(Dated: September 4, 2016)
For reaction-diffusion processes with at most bimolecular reactants, we derive well-behaved, numerically-tractable, exact Langevin equations that govern a stochastic variable related to the response field in field theory. Using duality relations, we show how the particle number and other quantities of interest can be computed. Our work clarifies long-standing conceptual issues encoun- tered in field theoretical approaches and paves the way to systematic numerical and theoretical analyses of reaction-diffusion problems.
These models are also amenable to modeling invasion phenomena, because (when posed on the whole space) they typically have solutions called travelling waves in the form y(x − ct) for certain speeds c, linking the states 0 and 1, see the pioneering work [ 10 ].

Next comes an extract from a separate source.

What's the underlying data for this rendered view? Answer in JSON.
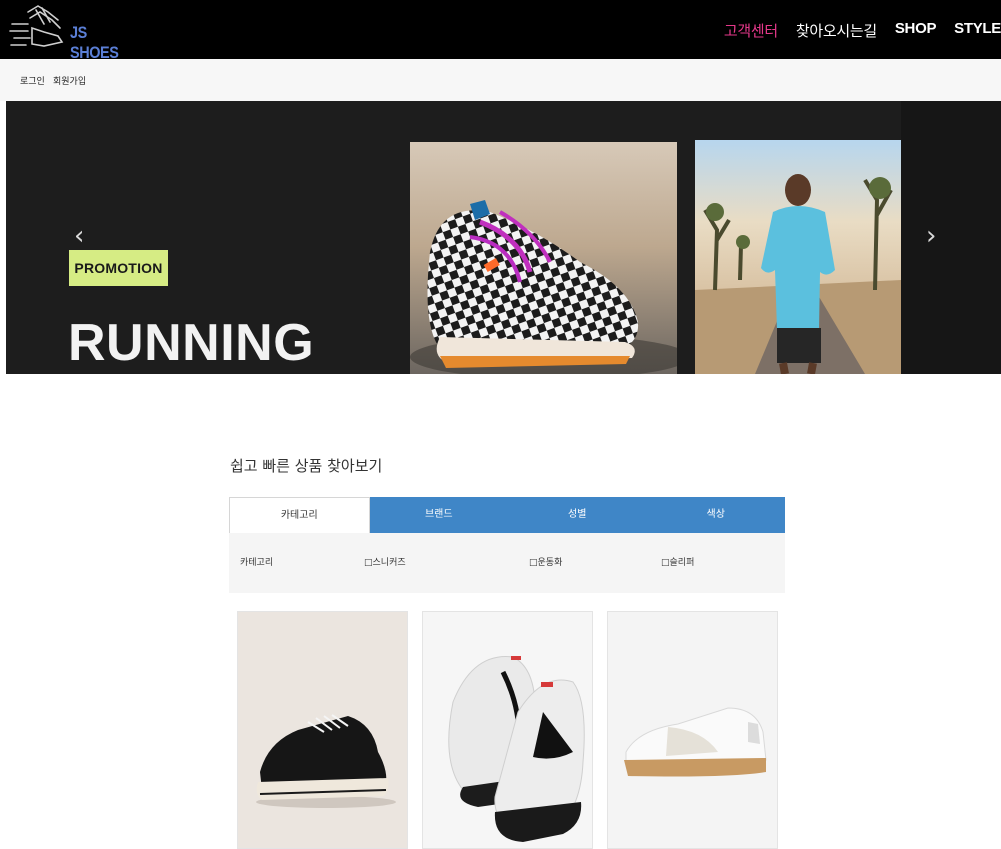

For such problems, it is thus a requirement for the solution to satisfy y > 0, a condition which is fulfilled with non-negative Dirichlet boundary conditions. We might consider using controls that are above 1, taking into account the possibility for releases at 0 or L to be above the capacity of the system.